(MATERIAL FOR THIS TASK):
[Start of Attachment]

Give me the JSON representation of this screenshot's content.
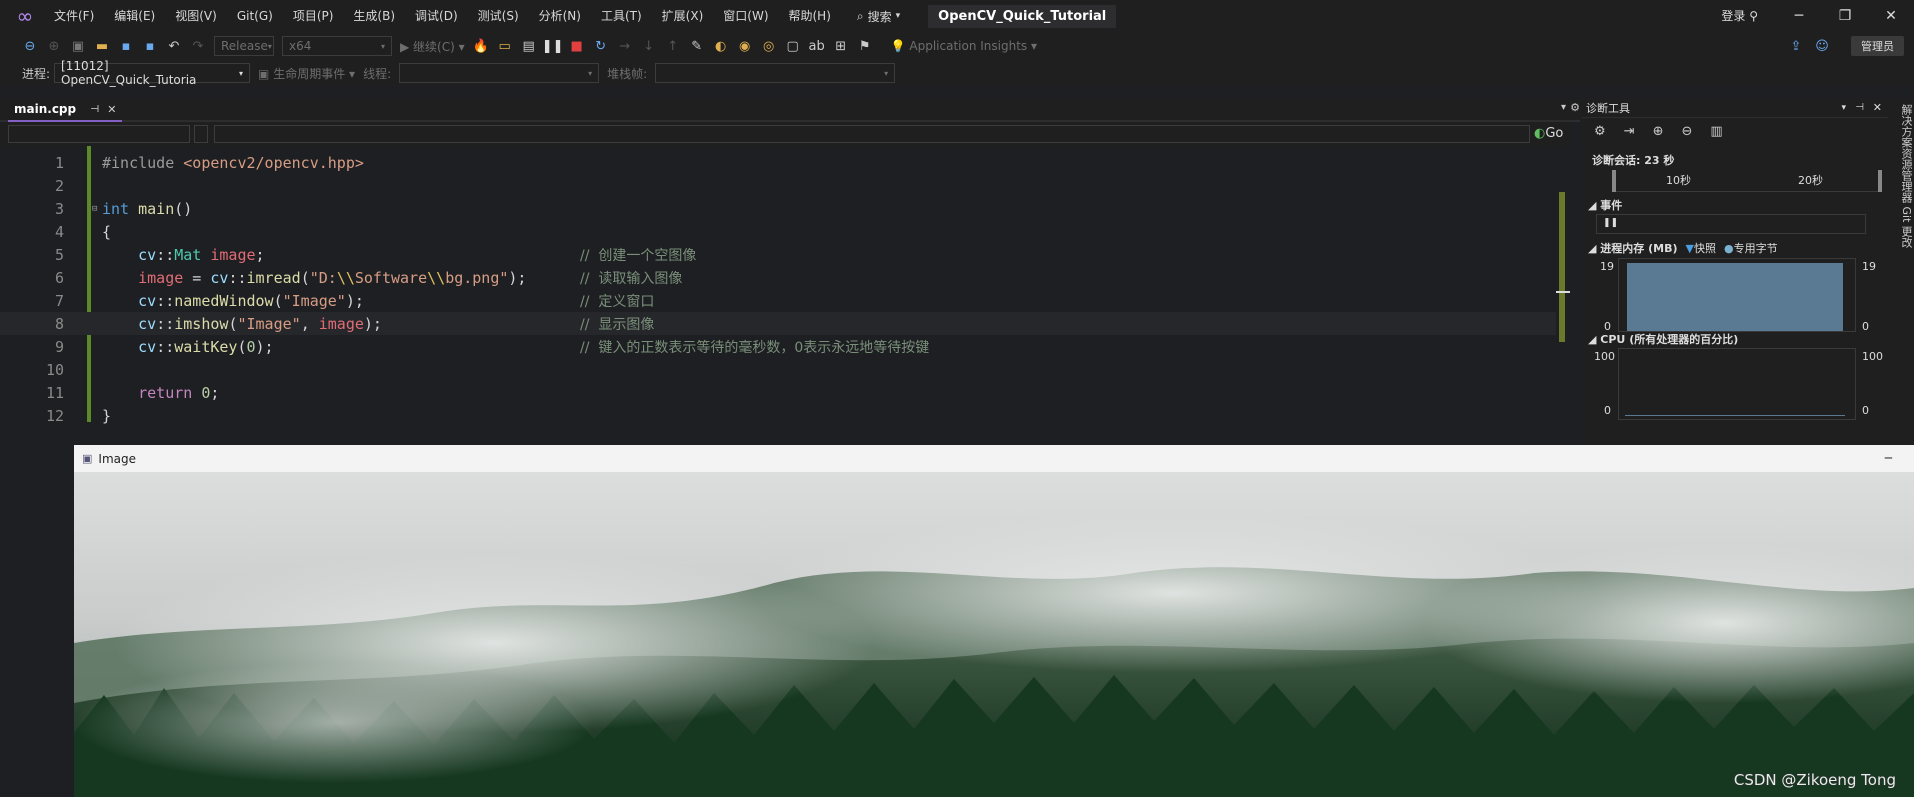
{
  "menu": [
    "文件(F)",
    "编辑(E)",
    "视图(V)",
    "Git(G)",
    "项目(P)",
    "生成(B)",
    "调试(D)",
    "测试(S)",
    "分析(N)",
    "工具(T)",
    "扩展(X)",
    "窗口(W)",
    "帮助(H)"
  ],
  "search_label": "搜索",
  "solution_title": "OpenCV_Quick_Tutorial",
  "login_label": "登录",
  "admin_label": "管理员",
  "toolbar": {
    "config": "Release",
    "platform": "x64",
    "continue_label": "继续(C)",
    "app_insights": "Application Insights"
  },
  "debug_bar": {
    "process_label": "进程:",
    "process_value": "[11012] OpenCV_Quick_Tutoria",
    "lifecycle_label": "生命周期事件",
    "thread_label": "线程:",
    "stackframe_label": "堆栈帧:"
  },
  "tab": {
    "name": "main.cpp"
  },
  "go_label": "Go",
  "code": {
    "lines": [
      "1",
      "2",
      "3",
      "4",
      "5",
      "6",
      "7",
      "8",
      "9",
      "10",
      "11",
      "12"
    ],
    "comments": {
      "l5": "//  创建一个空图像",
      "l6": "//  读取输入图像",
      "l7": "//  定义窗口",
      "l8": "//  显示图像",
      "l9": "//  键入的正数表示等待的毫秒数，0表示永远地等待按键"
    }
  },
  "diagnostics": {
    "title": "诊断工具",
    "session": "诊断会话: 23 秒",
    "ticks": [
      "10秒",
      "20秒"
    ],
    "events_label": "事件",
    "memory_label": "进程内存 (MB)",
    "snapshot_label": "快照",
    "private_label": "专用字节",
    "mem_max": "19",
    "mem_min": "0",
    "mem_max_r": "19",
    "mem_min_r": "0",
    "cpu_label": "CPU (所有处理器的百分比)",
    "cpu_max": "100",
    "cpu_min": "0",
    "cpu_max_r": "100",
    "cpu_min_r": "0",
    "side_tabs": "解决方案资源管理器 Git 更改"
  },
  "image_window": {
    "title": "Image",
    "watermark": "CSDN @Zikoeng Tong"
  },
  "colors": {
    "accent": "#8560c4",
    "changebar": "#5a8a2a"
  }
}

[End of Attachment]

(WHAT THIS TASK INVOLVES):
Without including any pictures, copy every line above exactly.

(REPLY TO THE TASK):
Give me the JSON representation of this screenshot's content.
{
  "menu": [
    "文件(F)",
    "编辑(E)",
    "视图(V)",
    "Git(G)",
    "项目(P)",
    "生成(B)",
    "调试(D)",
    "测试(S)",
    "分析(N)",
    "工具(T)",
    "扩展(X)",
    "窗口(W)",
    "帮助(H)"
  ],
  "search_label": "搜索",
  "solution_title": "OpenCV_Quick_Tutorial",
  "login_label": "登录",
  "admin_label": "管理员",
  "toolbar": {
    "config": "Release",
    "platform": "x64",
    "continue_label": "继续(C)",
    "app_insights": "Application Insights"
  },
  "debug_bar": {
    "process_label": "进程:",
    "process_value": "[11012] OpenCV_Quick_Tutoria",
    "lifecycle_label": "生命周期事件",
    "thread_label": "线程:",
    "stackframe_label": "堆栈帧:"
  },
  "tab": {
    "name": "main.cpp"
  },
  "go_label": "Go",
  "code": {
    "lines": [
      "1",
      "2",
      "3",
      "4",
      "5",
      "6",
      "7",
      "8",
      "9",
      "10",
      "11",
      "12"
    ],
    "comments": {
      "l5": "//  创建一个空图像",
      "l6": "//  读取输入图像",
      "l7": "//  定义窗口",
      "l8": "//  显示图像",
      "l9": "//  键入的正数表示等待的毫秒数，0表示永远地等待按键"
    }
  },
  "diagnostics": {
    "title": "诊断工具",
    "session": "诊断会话: 23 秒",
    "ticks": [
      "10秒",
      "20秒"
    ],
    "events_label": "事件",
    "memory_label": "进程内存 (MB)",
    "snapshot_label": "快照",
    "private_label": "专用字节",
    "mem_max": "19",
    "mem_min": "0",
    "mem_max_r": "19",
    "mem_min_r": "0",
    "cpu_label": "CPU (所有处理器的百分比)",
    "cpu_max": "100",
    "cpu_min": "0",
    "cpu_max_r": "100",
    "cpu_min_r": "0",
    "side_tabs": "解决方案资源管理器 Git 更改"
  },
  "image_window": {
    "title": "Image",
    "watermark": "CSDN @Zikoeng Tong"
  },
  "colors": {
    "accent": "#8560c4",
    "changebar": "#5a8a2a"
  }
}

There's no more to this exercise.